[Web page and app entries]
- - - -

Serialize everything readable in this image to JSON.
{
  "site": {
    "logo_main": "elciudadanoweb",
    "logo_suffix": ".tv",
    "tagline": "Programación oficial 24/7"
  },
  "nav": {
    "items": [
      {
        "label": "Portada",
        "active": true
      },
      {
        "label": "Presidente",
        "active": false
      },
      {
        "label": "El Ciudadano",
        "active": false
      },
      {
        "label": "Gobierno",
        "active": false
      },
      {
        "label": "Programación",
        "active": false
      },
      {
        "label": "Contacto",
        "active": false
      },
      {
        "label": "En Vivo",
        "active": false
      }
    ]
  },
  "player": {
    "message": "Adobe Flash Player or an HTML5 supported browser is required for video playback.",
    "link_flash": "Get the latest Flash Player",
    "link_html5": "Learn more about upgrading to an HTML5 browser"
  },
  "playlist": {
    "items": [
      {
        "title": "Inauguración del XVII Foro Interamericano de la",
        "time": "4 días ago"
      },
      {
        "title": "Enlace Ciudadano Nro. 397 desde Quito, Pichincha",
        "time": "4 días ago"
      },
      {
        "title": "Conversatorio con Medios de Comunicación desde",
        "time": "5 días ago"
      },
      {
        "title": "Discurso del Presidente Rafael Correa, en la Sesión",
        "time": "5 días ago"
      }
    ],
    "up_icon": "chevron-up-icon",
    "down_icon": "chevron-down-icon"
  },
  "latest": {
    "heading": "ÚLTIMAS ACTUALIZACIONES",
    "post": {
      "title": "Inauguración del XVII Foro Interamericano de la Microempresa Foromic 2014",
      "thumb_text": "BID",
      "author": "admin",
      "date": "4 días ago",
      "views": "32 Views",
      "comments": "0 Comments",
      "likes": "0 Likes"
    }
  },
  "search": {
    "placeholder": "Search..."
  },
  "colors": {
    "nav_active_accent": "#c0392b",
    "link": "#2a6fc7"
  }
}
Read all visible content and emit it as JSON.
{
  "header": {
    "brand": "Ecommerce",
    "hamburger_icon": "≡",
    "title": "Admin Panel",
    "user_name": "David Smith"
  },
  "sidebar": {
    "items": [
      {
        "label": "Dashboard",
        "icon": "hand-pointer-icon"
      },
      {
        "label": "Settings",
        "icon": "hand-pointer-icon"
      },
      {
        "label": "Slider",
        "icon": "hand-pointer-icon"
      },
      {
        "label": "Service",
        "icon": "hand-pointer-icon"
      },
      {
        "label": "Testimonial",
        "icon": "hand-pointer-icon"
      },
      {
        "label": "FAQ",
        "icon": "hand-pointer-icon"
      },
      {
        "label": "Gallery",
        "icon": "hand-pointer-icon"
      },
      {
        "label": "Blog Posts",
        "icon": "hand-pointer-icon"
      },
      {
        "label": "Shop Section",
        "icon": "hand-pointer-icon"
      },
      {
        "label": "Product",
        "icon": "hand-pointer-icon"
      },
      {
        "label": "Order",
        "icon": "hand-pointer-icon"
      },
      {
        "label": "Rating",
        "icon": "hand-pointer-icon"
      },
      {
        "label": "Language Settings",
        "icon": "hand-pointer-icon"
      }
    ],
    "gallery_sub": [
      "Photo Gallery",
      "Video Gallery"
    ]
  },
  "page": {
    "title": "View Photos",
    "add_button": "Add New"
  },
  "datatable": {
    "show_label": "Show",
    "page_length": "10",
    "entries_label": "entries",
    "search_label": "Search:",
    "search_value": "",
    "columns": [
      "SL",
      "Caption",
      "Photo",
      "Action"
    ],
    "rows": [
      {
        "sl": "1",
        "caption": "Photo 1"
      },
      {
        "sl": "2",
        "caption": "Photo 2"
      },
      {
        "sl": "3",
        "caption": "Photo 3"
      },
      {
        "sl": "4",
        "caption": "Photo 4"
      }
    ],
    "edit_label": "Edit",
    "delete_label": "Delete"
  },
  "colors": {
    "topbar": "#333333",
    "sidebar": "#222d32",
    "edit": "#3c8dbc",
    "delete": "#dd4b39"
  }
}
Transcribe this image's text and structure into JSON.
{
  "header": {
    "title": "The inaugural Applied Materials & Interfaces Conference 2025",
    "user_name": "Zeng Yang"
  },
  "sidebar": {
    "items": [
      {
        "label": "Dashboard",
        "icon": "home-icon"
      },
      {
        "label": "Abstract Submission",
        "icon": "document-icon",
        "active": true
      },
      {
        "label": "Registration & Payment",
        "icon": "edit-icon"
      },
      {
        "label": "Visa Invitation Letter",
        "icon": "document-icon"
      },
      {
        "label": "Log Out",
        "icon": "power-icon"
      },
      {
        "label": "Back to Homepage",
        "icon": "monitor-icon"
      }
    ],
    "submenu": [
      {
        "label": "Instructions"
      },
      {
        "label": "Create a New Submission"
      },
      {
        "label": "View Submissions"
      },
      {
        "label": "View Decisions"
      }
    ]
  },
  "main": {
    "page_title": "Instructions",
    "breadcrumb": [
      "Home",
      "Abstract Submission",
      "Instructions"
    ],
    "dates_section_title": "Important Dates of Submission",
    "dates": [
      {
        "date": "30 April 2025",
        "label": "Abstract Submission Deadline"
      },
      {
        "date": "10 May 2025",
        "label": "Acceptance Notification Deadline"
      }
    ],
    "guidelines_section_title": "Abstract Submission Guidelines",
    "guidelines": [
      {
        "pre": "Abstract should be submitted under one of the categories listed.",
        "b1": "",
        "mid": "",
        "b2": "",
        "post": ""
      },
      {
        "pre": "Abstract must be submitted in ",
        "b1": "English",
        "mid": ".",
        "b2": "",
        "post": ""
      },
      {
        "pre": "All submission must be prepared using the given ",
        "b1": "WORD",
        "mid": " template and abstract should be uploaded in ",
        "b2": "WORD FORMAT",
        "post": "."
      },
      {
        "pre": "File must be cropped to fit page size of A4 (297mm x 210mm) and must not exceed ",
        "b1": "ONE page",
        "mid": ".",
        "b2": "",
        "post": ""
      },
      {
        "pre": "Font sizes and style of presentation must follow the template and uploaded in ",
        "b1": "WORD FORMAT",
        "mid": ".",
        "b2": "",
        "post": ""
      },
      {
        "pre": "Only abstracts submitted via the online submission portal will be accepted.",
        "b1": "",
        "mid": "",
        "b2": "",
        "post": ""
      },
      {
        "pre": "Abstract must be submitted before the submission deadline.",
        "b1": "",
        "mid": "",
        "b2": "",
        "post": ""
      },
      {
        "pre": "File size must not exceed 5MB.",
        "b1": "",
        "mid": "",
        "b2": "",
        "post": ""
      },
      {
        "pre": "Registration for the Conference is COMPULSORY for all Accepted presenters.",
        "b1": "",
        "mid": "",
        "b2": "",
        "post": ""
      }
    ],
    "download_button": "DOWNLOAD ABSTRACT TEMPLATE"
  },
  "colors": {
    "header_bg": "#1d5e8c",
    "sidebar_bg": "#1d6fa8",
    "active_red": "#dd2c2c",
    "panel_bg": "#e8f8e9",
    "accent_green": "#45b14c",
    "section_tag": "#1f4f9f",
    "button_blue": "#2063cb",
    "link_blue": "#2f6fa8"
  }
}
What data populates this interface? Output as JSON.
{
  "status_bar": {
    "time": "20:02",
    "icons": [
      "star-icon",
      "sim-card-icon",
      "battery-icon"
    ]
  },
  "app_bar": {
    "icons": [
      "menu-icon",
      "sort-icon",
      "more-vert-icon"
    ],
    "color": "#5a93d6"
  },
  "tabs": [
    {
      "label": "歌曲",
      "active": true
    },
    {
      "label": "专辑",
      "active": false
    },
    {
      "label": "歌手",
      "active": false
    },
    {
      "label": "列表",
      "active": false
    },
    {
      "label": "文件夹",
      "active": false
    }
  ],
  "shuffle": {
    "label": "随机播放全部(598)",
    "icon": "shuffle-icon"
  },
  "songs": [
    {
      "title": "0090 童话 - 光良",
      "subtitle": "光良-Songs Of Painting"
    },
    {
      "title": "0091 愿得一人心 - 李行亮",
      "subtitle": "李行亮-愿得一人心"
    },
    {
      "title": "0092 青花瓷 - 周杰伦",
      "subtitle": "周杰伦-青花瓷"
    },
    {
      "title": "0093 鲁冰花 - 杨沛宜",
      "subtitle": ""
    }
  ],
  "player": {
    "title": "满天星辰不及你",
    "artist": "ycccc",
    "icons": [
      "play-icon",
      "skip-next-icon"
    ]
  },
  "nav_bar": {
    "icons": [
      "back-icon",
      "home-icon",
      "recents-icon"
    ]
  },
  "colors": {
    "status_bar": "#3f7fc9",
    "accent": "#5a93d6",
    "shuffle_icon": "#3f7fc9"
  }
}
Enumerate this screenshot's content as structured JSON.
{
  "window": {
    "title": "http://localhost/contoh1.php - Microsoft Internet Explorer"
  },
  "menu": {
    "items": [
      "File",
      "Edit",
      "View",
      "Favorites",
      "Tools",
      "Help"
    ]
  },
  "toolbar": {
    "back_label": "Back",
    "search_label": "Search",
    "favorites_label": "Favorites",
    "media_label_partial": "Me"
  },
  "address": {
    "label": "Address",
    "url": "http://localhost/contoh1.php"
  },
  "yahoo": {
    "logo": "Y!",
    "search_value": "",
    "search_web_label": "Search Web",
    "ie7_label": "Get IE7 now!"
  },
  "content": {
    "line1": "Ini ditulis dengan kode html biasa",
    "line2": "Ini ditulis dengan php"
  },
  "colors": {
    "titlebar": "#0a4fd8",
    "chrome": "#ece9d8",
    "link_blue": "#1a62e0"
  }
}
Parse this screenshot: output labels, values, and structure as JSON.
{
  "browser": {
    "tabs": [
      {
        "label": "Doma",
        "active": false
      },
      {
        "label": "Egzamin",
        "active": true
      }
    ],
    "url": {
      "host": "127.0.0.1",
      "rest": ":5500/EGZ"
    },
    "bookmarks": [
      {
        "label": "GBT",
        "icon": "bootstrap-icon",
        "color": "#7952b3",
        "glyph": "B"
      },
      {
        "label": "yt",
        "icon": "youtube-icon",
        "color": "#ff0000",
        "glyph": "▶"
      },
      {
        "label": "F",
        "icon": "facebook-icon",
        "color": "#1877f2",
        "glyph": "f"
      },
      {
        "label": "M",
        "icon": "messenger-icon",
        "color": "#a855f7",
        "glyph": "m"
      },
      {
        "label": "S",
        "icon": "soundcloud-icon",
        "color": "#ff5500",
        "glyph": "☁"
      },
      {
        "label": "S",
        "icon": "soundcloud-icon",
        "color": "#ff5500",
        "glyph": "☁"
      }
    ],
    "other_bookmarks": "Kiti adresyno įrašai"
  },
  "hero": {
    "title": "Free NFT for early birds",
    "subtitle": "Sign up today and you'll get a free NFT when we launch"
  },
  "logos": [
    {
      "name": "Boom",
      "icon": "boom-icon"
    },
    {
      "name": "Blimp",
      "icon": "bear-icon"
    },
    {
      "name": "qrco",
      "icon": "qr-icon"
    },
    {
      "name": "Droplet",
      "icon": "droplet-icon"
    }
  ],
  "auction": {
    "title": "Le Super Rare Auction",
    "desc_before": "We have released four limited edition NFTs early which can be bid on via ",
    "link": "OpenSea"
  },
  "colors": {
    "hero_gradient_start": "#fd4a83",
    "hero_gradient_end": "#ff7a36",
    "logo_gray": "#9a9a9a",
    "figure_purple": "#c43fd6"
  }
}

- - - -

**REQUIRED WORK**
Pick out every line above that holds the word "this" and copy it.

**WRITTEN RESPONSE**
Serialize everything readable in this image to JSON.
Transcribe this image's text and structure into JSON.
What data populates this interface? Output as JSON.
Enumerate this screenshot's content as structured JSON.
Parse this screenshot: output labels, values, and structure as JSON.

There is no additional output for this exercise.